The render on the building was cracking and would’ve cost £40,000 to repair. The company “stumbled across” Lavastar on Instragram and soon after commissioned it to wrap the entire building as a permanent alternative. Lavastar installed over 300m of aluminium frame around the perimeter of each face of the building to hold tensioned banners carrying eye-catching graphics that promoted the business so beautifully that soon people were stopping to take pictures of it. Better yet, the total cost was a mere £26,000 and Tenerife Perla has the option to update the wrap in the future for around £15,000 to keep its look fresh and appealing.

Wraps and hoardings are nothing if not adaptable and can evolve with the site they embellish, but preparation is vital. Aside from what can be as long as an eight-week waiting period for planning permission that Kelsing mentions, Burton says, “You need to make sure you walk the site to understand where the hoarding line can go, and also accept that this line will move throughout construction, so get ready to refresh your creative or think of modular ways to approach this.

She adds, “Make sure you understand how people will experience the hoarding – on foot? By bus? Car? What are the main directions of travel? A good understanding of the customer journey is key to making sure you balance brand and directional messaging. Once you know this, let your creativity flow, and if budgets allow, explore different materials, textures and layers to make sure you stand out. Any form of illumination is spot on for these dreary winter months too.”

These were key considerations in Perq’s work for Ballymore on its Goodluck Hope property development in London. Perq’s task was to use hoarding to direct people from public transport to the development, which the design agency saw as a perfect opportunity to bring to life the brand message and cultural heritage of the development with a fly-poster effect that told the stories of the creative community in the area. It was supported with playful floor graphics as an important consideration is to realise hoarding can’t do everything by itself.
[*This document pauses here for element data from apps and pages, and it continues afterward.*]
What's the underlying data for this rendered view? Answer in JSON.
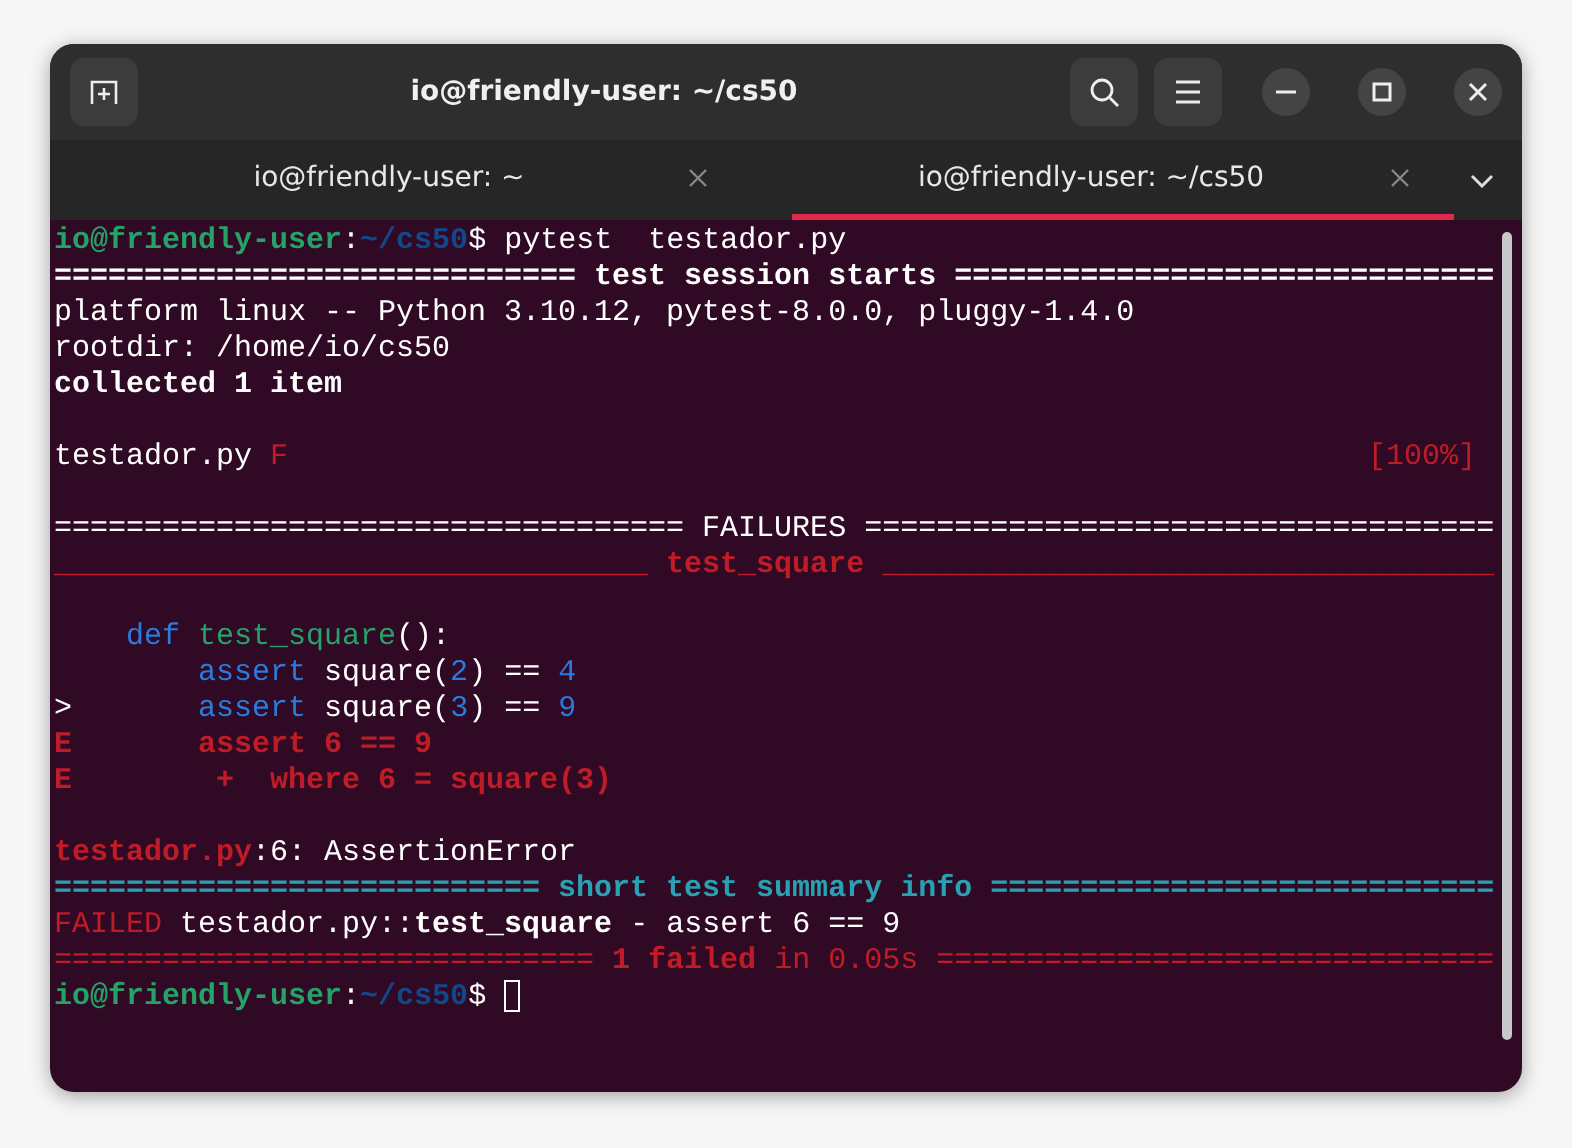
{
  "window": {
    "title": "io@friendly-user: ~/cs50"
  },
  "tabs": [
    {
      "label": "io@friendly-user: ~",
      "selected": false
    },
    {
      "label": "io@friendly-user: ~/cs50",
      "selected": true
    }
  ],
  "terminal": {
    "blocks": [
      {
        "lines": [
          {
            "segments": [
              {
                "text": "io@friendly-user",
                "kind": "user"
              },
              {
                "text": ":",
                "kind": "plain"
              },
              {
                "text": "~/cs50",
                "kind": "path"
              },
              {
                "text": "$ pytest  testador.py",
                "kind": "plain"
              }
            ]
          },
          {
            "segments": [
              {
                "text": "============================= test session starts ==============================",
                "kind": "bold"
              }
            ]
          },
          {
            "segments": [
              {
                "text": "platform linux -- Python 3.10.12, pytest-8.0.0, pluggy-1.4.0",
                "kind": "plain"
              }
            ]
          },
          {
            "segments": [
              {
                "text": "rootdir: /home/io/cs50",
                "kind": "plain"
              }
            ]
          },
          {
            "segments": [
              {
                "text": "collected 1 item",
                "kind": "bold"
              }
            ]
          }
        ]
      },
      {
        "lines": [
          {
            "segments": [
              {
                "text": "testador.py",
                "kind": "plain"
              },
              {
                "text": " F",
                "kind": "red"
              }
            ],
            "right": [
              {
                "text": "[100%]",
                "kind": "red"
              }
            ]
          }
        ]
      },
      {
        "lines": [
          {
            "segments": [
              {
                "text": "=================================== FAILURES ===================================",
                "kind": "plain"
              }
            ]
          },
          {
            "segments": [
              {
                "text": "_________________________________ test_square __________________________________",
                "kind": "redbold"
              }
            ]
          }
        ]
      },
      {
        "lines": [
          {
            "segments": [
              {
                "text": "    def",
                "kind": "blue"
              },
              {
                "text": " test_square",
                "kind": "green"
              },
              {
                "text": "():",
                "kind": "plain"
              }
            ]
          },
          {
            "segments": [
              {
                "text": "        assert",
                "kind": "blue"
              },
              {
                "text": " square(",
                "kind": "plain"
              },
              {
                "text": "2",
                "kind": "blue"
              },
              {
                "text": ") ==",
                "kind": "plain"
              },
              {
                "text": " 4",
                "kind": "blue"
              }
            ]
          },
          {
            "segments": [
              {
                "text": ">",
                "kind": "plain"
              },
              {
                "text": "       assert",
                "kind": "blue"
              },
              {
                "text": " square(",
                "kind": "plain"
              },
              {
                "text": "3",
                "kind": "blue"
              },
              {
                "text": ") ==",
                "kind": "plain"
              },
              {
                "text": " 9",
                "kind": "blue"
              }
            ]
          },
          {
            "segments": [
              {
                "text": "E       assert 6 == 9",
                "kind": "redbold"
              }
            ]
          },
          {
            "segments": [
              {
                "text": "E        +  where 6 = square(3)",
                "kind": "redbold"
              }
            ]
          }
        ]
      },
      {
        "lines": [
          {
            "segments": [
              {
                "text": "testador.py",
                "kind": "redbold"
              },
              {
                "text": ":6: AssertionError",
                "kind": "plain"
              }
            ]
          },
          {
            "segments": [
              {
                "text": "=========================== short test summary info ============================",
                "kind": "cyanbold"
              }
            ]
          },
          {
            "segments": [
              {
                "text": "FAILED",
                "kind": "red"
              },
              {
                "text": " testador.py::",
                "kind": "plain"
              },
              {
                "text": "test_square",
                "kind": "bold"
              },
              {
                "text": " - assert 6 == 9",
                "kind": "plain"
              }
            ]
          },
          {
            "segments": [
              {
                "text": "==============================",
                "kind": "red"
              },
              {
                "text": " 1 failed",
                "kind": "redbold"
              },
              {
                "text": " in 0.05s ===============================",
                "kind": "red"
              }
            ]
          },
          {
            "segments": [
              {
                "text": "io@friendly-user",
                "kind": "user"
              },
              {
                "text": ":",
                "kind": "plain"
              },
              {
                "text": "~/cs50",
                "kind": "path"
              },
              {
                "text": "$",
                "kind": "plain"
              }
            ],
            "cursor": true
          }
        ]
      }
    ]
  }
}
Kelsing says that projects can run from 5m by 5m shopfronts to 4,000 square metres, from £1,000 to £120,000 and from a lifespan of a few weeks to three years or even longer in the case of Tenerife Perla. They can be playful, engaging, unmissable or deliberately recessive to the point of being virtually invisible so they blend into the immediate environment.

There are few limits on what can be done in terms of logistics. An assault on the senses or subtle brand messaging or anywhere in between; the choice is for those who dare to dream.